Increased susceptibility to Cd-induced renal damage in diabetes has been shown in population groups in China and Australia [18, 19]. Diabetes mellitus may increase the risk of Cd-induced kidney damage. Metallothionein plays a critical role in protecting animals and humans against Cd-induced nephrotoxictiy [20–22]. The presence of metallothionein antibody (MT-Ab) increases the susceptibility for tubular damage among Cd workers. In persons with type II diabetes, increased levels of auto antibodies against metallothionein in blood plasma was observed at urinary Cd levels around 1 microgram/g creatinine . The authors claim that the presence of MT-Ab can potentiate tubular dysfunction among diabetic subjects and that patients with high MT-Ab levels are more prone to development of tubular damage. Whether MT-Abs is found in the current study population is not known. If Cd exposure is found to be significant in the study area, susceptibility for renal damage is more likely in the presence of MT-Ab. Moreover, it is possible that diabetes mellitus in the study population may increase the risk of Cd-induced kidney damage as reported previously. These postulations need to be investigated before a definitive cause of CKDu can be established in the NCP of Sri Lanka. A recent review on Cd, diabetes and CKD concludes that Cd may be a factor in the development of some types of diabetes and the authors raise the possibility that Cd and diabetes-related hyperglycaemia may act synergistically to damage the kidney .

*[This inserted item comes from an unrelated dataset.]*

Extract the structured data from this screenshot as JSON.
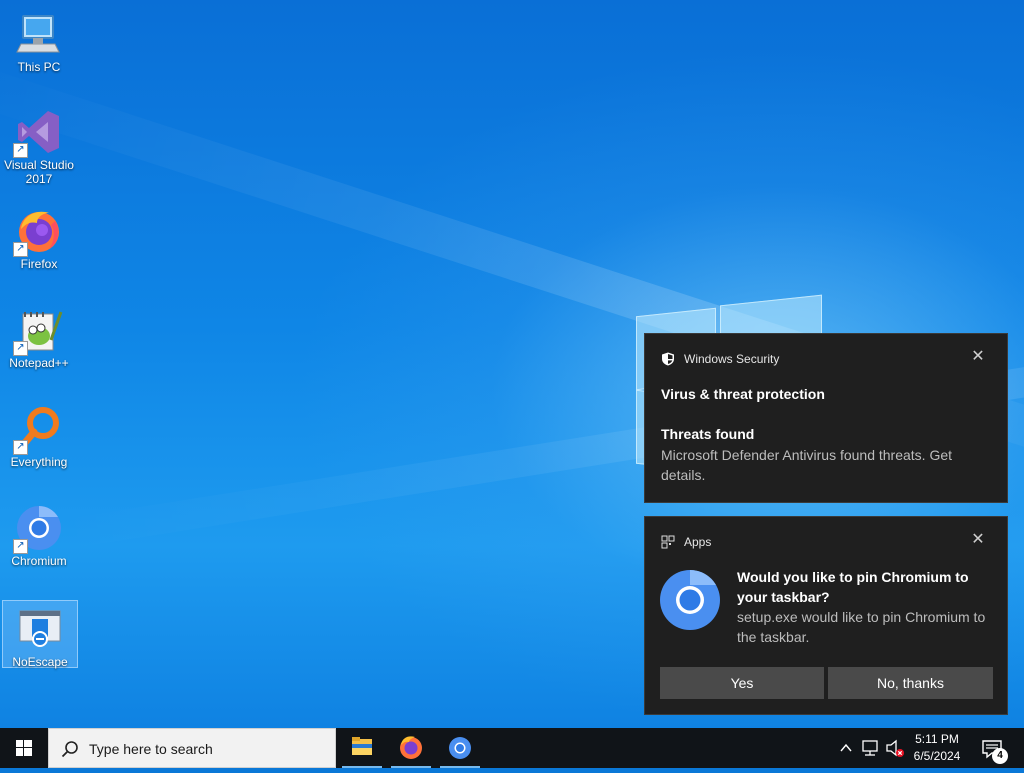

Further, cigarette tobacco is known to contain appreciable amounts of cadmium with the accumulation of cadmium in smokers being related to the number of pack-years smoked . Studies have demonstrated early low-level cadmium exposure in smokers to have nephrotoxic effect on both the glomeruli and tubules .
In the present study the apparent protective effect of pesticide exposure on the occurrence of microalbuminuria was an unexpected finding. It is likely that some confounding factors may have contributed towards this unexpected finding. Traditionally pesticide spraying is carried out by young healthy adults whereas microalbuminuria in diabetes and hypertension are generally seen in older age groups. It is also possible that early disease may have resulted in a healthy worker effect whereby only the healthy persons may have been involved pesticide spray activities.